A joint venture agreement is a contract that creates a legal relationship between two or more parties that agree to come together to achieve a certain business objective.
The reason companies form joint ventures is typically related to a specific project. Often, joint ventures create new business entities to which the owners contribute capital, hold equity, and agree on how the entity is managed.
What are the key terms of a Joint Venture Agreement?
Contribution of Each Party: clause that outlines the amount of each party will contribute to the venture which can be capital, services, advising, etc.
Percentage of Ownership and Revenue: clause that lays out how much ownership each party has in the venture or new entity.
Operations Responsibility: section that defines who is in charge of what operations on a day-to-day basis.

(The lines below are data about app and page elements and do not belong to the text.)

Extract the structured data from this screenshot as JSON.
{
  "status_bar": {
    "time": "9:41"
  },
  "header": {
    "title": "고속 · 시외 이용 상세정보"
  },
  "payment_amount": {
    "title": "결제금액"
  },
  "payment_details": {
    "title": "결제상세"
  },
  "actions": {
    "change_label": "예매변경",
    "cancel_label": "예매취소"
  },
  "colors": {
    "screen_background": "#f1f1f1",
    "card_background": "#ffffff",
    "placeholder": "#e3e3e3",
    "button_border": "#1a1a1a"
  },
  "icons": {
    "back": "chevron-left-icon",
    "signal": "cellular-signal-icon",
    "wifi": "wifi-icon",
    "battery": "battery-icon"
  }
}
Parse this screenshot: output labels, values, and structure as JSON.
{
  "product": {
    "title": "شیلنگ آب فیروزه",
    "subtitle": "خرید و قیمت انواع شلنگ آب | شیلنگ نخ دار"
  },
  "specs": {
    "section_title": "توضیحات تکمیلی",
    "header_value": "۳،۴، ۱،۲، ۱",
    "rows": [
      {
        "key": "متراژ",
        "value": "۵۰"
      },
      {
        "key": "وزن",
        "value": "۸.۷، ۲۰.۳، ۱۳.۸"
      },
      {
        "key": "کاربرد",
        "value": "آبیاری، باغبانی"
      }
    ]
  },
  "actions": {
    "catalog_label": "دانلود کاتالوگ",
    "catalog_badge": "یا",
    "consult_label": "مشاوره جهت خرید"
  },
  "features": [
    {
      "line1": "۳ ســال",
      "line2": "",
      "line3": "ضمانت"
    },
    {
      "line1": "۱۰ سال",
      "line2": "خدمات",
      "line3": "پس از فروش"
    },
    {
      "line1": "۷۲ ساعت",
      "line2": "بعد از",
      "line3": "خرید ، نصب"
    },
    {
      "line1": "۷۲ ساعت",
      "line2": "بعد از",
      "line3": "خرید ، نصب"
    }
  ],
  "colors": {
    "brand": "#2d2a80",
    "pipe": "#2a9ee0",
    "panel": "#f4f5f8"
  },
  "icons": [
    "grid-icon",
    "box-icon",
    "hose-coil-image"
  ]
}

Start and End Date: section that outlines the day the venture comes into effect and the day it ends.
Restrictions on Branding and Intellectual Property: section that defines limitations on use of branding and intellectual property to make sure there is no misuse.
Contingency for One or More Parties Not Meeting Their Duties: section that defines what happens when one of the parties is not, or is unable, to fulfil their duties.
Termination of Contract: sections that outlines how the agreement is terminated and under what conditions.
What issues to keep in mind?
Operational Responsibilities – With most business ventures, there will be day-to-day operational responsibilities that need to be handled for the business to run smoothly. It is imperative these responsibilities are clearly and succinctly outlined since no one wants to enter into a new relationship with bad expectations of their responsibilities.
Restrictions on Branding and Intellectual Property – When entering into a joint venture, parties can often assume they have the right to use branding elements of intellectual property as they please. Make sure you limit restrictions to not risk the misuse of your assets.
Contingency for Party Not Meeting Duties – Every business venture leaves the possibility of a party not performing their duties. Make sure you are covered by outlining exactly what happens when this is the case. You do not want to be left with a bad partner and no way to change behavior.